◆ Listed entries ◆

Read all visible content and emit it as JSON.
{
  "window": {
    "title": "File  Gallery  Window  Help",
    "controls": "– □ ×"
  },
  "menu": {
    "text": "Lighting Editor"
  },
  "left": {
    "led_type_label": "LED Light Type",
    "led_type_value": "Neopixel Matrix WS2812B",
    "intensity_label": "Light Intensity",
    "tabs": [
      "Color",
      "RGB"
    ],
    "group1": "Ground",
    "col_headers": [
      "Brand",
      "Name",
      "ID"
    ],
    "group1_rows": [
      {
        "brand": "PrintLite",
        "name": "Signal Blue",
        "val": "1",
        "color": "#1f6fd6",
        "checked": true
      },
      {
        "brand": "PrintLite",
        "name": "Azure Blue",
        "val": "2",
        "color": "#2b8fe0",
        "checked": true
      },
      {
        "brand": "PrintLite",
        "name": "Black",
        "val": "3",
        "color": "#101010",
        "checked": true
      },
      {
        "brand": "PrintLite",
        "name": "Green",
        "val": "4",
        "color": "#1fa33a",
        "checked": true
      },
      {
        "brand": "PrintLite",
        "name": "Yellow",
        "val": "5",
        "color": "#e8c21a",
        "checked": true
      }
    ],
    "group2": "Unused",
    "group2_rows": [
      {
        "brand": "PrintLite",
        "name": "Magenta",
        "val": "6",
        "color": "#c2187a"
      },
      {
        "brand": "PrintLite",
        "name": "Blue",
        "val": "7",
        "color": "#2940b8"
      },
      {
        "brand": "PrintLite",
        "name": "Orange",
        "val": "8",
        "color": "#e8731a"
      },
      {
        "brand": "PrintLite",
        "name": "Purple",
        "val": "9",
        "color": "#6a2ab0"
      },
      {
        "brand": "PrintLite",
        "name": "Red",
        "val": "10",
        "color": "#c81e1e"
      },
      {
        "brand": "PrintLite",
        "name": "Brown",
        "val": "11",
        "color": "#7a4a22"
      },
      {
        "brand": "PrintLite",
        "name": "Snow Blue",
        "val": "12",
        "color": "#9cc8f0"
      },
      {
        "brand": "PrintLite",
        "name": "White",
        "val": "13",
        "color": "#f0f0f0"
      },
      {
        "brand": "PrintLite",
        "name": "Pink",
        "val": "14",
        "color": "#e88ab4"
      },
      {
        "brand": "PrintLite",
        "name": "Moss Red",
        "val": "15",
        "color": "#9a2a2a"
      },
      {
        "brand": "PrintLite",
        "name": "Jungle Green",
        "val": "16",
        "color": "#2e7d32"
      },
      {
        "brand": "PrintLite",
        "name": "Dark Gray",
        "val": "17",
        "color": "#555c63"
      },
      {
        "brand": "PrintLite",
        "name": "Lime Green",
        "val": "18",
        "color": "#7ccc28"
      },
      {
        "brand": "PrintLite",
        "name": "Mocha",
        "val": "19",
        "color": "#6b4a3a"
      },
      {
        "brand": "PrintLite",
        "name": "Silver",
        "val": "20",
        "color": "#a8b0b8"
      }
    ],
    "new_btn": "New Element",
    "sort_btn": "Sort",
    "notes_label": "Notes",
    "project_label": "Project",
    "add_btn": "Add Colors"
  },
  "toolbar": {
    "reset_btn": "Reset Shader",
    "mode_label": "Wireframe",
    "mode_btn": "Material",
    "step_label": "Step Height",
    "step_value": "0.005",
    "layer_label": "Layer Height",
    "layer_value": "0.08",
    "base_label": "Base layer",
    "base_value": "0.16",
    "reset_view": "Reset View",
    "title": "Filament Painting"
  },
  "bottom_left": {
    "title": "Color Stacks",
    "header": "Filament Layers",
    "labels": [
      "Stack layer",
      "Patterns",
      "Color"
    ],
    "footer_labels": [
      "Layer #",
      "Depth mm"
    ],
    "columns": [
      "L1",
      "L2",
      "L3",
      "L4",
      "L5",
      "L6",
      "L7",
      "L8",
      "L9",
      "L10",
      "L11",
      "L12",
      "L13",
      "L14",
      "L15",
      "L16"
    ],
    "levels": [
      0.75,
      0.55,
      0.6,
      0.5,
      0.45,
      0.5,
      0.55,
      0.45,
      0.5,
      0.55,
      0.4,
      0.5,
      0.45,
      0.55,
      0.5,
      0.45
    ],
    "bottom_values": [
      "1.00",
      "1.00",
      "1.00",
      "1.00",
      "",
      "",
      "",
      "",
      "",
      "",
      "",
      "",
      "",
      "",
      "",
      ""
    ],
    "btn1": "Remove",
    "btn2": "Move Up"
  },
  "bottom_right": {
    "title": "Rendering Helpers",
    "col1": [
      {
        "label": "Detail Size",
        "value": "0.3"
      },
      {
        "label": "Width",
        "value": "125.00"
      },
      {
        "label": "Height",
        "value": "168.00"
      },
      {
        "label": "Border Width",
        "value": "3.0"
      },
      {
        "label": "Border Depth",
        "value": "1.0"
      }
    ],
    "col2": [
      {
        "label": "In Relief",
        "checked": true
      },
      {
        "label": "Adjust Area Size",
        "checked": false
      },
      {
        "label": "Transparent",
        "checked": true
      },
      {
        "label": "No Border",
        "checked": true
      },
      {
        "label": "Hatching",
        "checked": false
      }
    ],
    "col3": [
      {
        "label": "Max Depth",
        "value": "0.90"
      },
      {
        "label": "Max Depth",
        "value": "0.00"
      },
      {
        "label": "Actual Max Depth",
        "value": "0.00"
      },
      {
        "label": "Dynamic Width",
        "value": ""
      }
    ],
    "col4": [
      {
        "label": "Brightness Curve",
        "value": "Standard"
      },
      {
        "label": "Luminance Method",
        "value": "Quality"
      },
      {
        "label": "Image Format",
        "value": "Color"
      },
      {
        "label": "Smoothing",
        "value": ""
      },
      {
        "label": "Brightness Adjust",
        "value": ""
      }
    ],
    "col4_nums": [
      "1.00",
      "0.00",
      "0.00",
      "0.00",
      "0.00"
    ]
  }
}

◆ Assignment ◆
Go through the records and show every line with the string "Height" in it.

◆ Answer box ◆
    "step_label": "Step Height",
    "layer_label": "Layer Height",
        "label": "Height",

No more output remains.